The majority of predictions leading up to the Superbowl were people unsure about who the victor would be, but expected a very close game. Boy, were we wrong. In light of Seattles dominance over the Denver Broncos, we learned a few things. For one, defense triumphed over offense in this one-sided affair. This top ranked offense could do little against the "Legion of Boom" as Seattle showed how strong they really are.
Richard Sherman made an interesting comment after the game, saying, "the NFC Championship game was the Superbowl." Besides the fact that Sherman has not held back his thoughts in the slightest to the media, his statement should make us think. Two weeks before the Superbowl, the two division rivals in the NFC West battled it out to be the NFC's Superbowl representatives. The difference between the Superbowl and the NFC Championship game is very obvious. The NFC Championship game was close and entertaining.
Now let's look three weeks back when New Orleans went to Seattle for the second time this season. While New Orleans may have had a bit of an advantage having played in Seattle about a month before the divisional round of the playoffs, this game was still within one score.
In hindsight, the Superbowl seemed to be the easiest playoff game Seattle had played in. Still, many factors may have contributed to this near shutout. Percy Harvin, for one, made multiple big plays that helped to extend the Seahawks' lead. But the fact of the matter is, on this given Sunday, Seattle was better than Denver, and by a long shot.
Was Denver the best team the AFC had to offer? Many people said that if the Patriots made it to the Superbowl with so few pieces in place and such a young core of wide receivers, Belichick would be regarded as the best coach in history. Denver's road to the Superbowl may start to look a little less impressive when you look at who they played.
Before you start to question my sanity, I am not taking anything away from the Broncos, or Peyton Manning. What he did this year was unprecedented and an amazing accomplishment for someone who could easily be regarded as one of the best ever at his position. I am simply looking at how strong the NFC looks now that the season is over.
Now taking a look at the NFC besides Seattle, Carolina has put together one of the best defenses in the league with Cam Newton leading the offense. New Orleans went from having the worst defense in history to being ranked in the top five and still being regarded as an offensive minded team. San Francisco has made it to three straight NFC Championship games and has had a top rated defense in Harbaugh's three years. Chip Kelly seems as if he may have started something special in Philadelphia during his first season as head coach. I haven't even mentioned Green Bay, Chicago, Detroit, St. Louis, or even Atlanta, who is one season removed from an NFC Championship appearance.

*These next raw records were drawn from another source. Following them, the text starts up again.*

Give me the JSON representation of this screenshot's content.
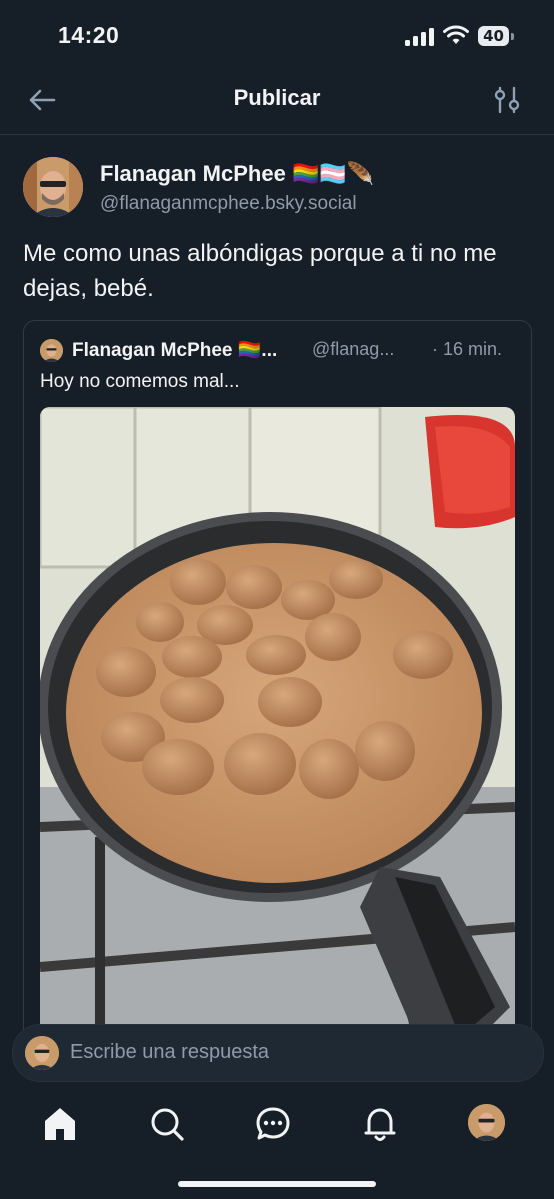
{
  "status_bar": {
    "time": "14:20",
    "battery": "40"
  },
  "header": {
    "title": "Publicar"
  },
  "post": {
    "author_name": "Flanagan McPhee 🏳️‍🌈🏳️‍⚧️🪶",
    "author_handle": "@flanaganmcphee.bsky.social",
    "text": "Me como unas albóndigas porque a ti no me dejas, bebé."
  },
  "quote": {
    "author_name": "Flanagan McPhee 🏳️‍🌈...",
    "author_handle": "@flanag...",
    "time": "· 16 min.",
    "text": "Hoy no comemos mal..."
  },
  "reply": {
    "placeholder": "Escribe una respuesta"
  },
  "colors": {
    "background": "#161e27",
    "muted": "#8f9ba8",
    "text": "#f1f3f5"
  }
}
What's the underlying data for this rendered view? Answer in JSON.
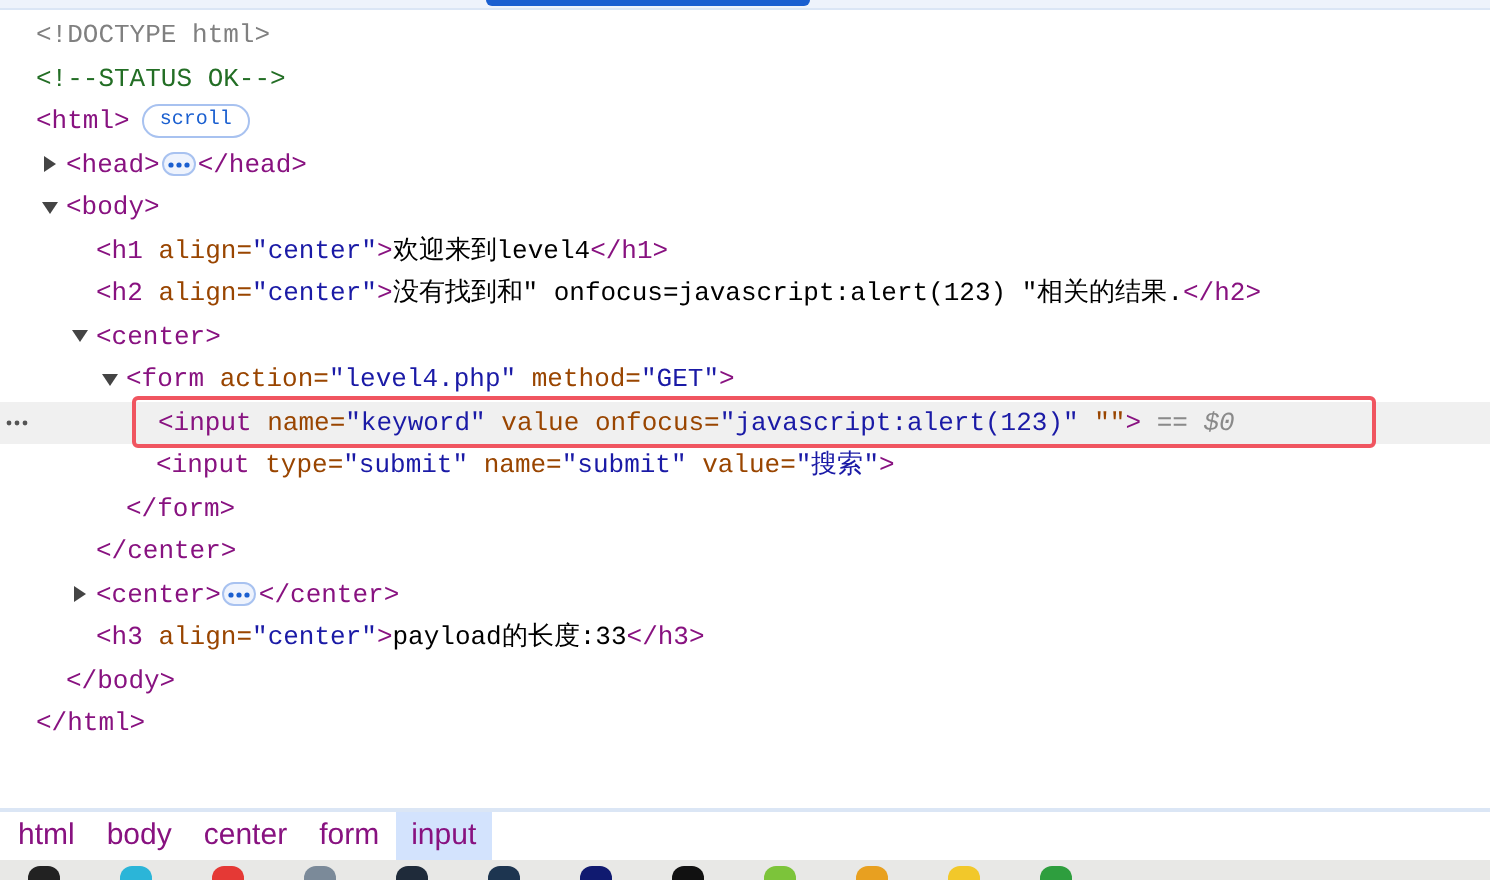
{
  "nodes": [
    {
      "tokens": [
        {
          "kind": "doctype",
          "text": "<!DOCTYPE html>"
        }
      ]
    },
    {
      "tokens": [
        {
          "kind": "comment",
          "text": "<!--STATUS OK-->"
        }
      ]
    },
    {
      "tokens": [
        {
          "kind": "tag",
          "text": "<html>"
        },
        {
          "kind": "badge",
          "text": "scroll"
        }
      ],
      "closing": [
        {
          "kind": "tag",
          "text": "</html>"
        }
      ],
      "children": [
        {
          "expanded": false,
          "tokens": [
            {
              "kind": "tag",
              "text": "<head>"
            },
            {
              "kind": "more"
            },
            {
              "kind": "tag",
              "text": "</head>"
            }
          ]
        },
        {
          "expanded": true,
          "tokens": [
            {
              "kind": "tag",
              "text": "<body>"
            }
          ],
          "closing": [
            {
              "kind": "tag",
              "text": "</body>"
            }
          ],
          "children": [
            {
              "tokens": [
                {
                  "kind": "tag",
                  "text": "<h1"
                },
                {
                  "kind": "attr",
                  "text": " align="
                },
                {
                  "kind": "value",
                  "text": "\"center\""
                },
                {
                  "kind": "tag",
                  "text": ">"
                },
                {
                  "kind": "text",
                  "text": "欢迎来到level4"
                },
                {
                  "kind": "tag",
                  "text": "</h1>"
                }
              ]
            },
            {
              "tokens": [
                {
                  "kind": "tag",
                  "text": "<h2"
                },
                {
                  "kind": "attr",
                  "text": " align="
                },
                {
                  "kind": "value",
                  "text": "\"center\""
                },
                {
                  "kind": "tag",
                  "text": ">"
                },
                {
                  "kind": "text",
                  "text": "没有找到和\" onfocus=javascript:alert(123) \"相关的结果."
                },
                {
                  "kind": "tag",
                  "text": "</h2>"
                }
              ]
            },
            {
              "expanded": true,
              "tokens": [
                {
                  "kind": "tag",
                  "text": "<center>"
                }
              ],
              "closing": [
                {
                  "kind": "tag",
                  "text": "</center>"
                }
              ],
              "children": [
                {
                  "expanded": true,
                  "tokens": [
                    {
                      "kind": "tag",
                      "text": "<form"
                    },
                    {
                      "kind": "attr",
                      "text": " action="
                    },
                    {
                      "kind": "value",
                      "text": "\"level4.php\""
                    },
                    {
                      "kind": "attr",
                      "text": " method="
                    },
                    {
                      "kind": "value",
                      "text": "\"GET\""
                    },
                    {
                      "kind": "tag",
                      "text": ">"
                    }
                  ],
                  "closing": [
                    {
                      "kind": "tag",
                      "text": "</form>"
                    }
                  ],
                  "children": [
                    {
                      "selected": true,
                      "tokens": [
                        {
                          "kind": "tag",
                          "text": "<input"
                        },
                        {
                          "kind": "attr",
                          "text": " name="
                        },
                        {
                          "kind": "value",
                          "text": "\"keyword\""
                        },
                        {
                          "kind": "attr",
                          "text": " value onfocus="
                        },
                        {
                          "kind": "value",
                          "text": "\"javascript:alert(123)\""
                        },
                        {
                          "kind": "attr",
                          "text": " \"\""
                        },
                        {
                          "kind": "tag",
                          "text": ">"
                        },
                        {
                          "kind": "ref",
                          "text": " == $0"
                        }
                      ]
                    },
                    {
                      "selected": false,
                      "tokens": [
                        {
                          "kind": "tag",
                          "text": "<input"
                        },
                        {
                          "kind": "attr",
                          "text": " type="
                        },
                        {
                          "kind": "value",
                          "text": "\"submit\""
                        },
                        {
                          "kind": "attr",
                          "text": " name="
                        },
                        {
                          "kind": "value",
                          "text": "\"submit\""
                        },
                        {
                          "kind": "attr",
                          "text": " value="
                        },
                        {
                          "kind": "value",
                          "text": "\"搜索\""
                        },
                        {
                          "kind": "tag",
                          "text": ">"
                        }
                      ]
                    }
                  ]
                }
              ]
            },
            {
              "expanded": false,
              "tokens": [
                {
                  "kind": "tag",
                  "text": "<center>"
                },
                {
                  "kind": "more"
                },
                {
                  "kind": "tag",
                  "text": "</center>"
                }
              ]
            },
            {
              "tokens": [
                {
                  "kind": "tag",
                  "text": "<h3"
                },
                {
                  "kind": "attr",
                  "text": " align="
                },
                {
                  "kind": "value",
                  "text": "\"center\""
                },
                {
                  "kind": "tag",
                  "text": ">"
                },
                {
                  "kind": "text",
                  "text": "payload的长度:33"
                },
                {
                  "kind": "tag",
                  "text": "</h3>"
                }
              ]
            }
          ]
        }
      ]
    }
  ],
  "breadcrumbs": [
    {
      "label": "html",
      "selected": false
    },
    {
      "label": "body",
      "selected": false
    },
    {
      "label": "center",
      "selected": false
    },
    {
      "label": "form",
      "selected": false
    },
    {
      "label": "input",
      "selected": true
    }
  ]
}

To me, the entirety of the NFC looks ridiculously strong right now. I would not be surprised if one of the latter teams I mentioned rose to power in the NFC, but until next season's games are played, every team has an opportunity to make those slight adjustments that put them over the edge, making them contenders to be Superbowl champions.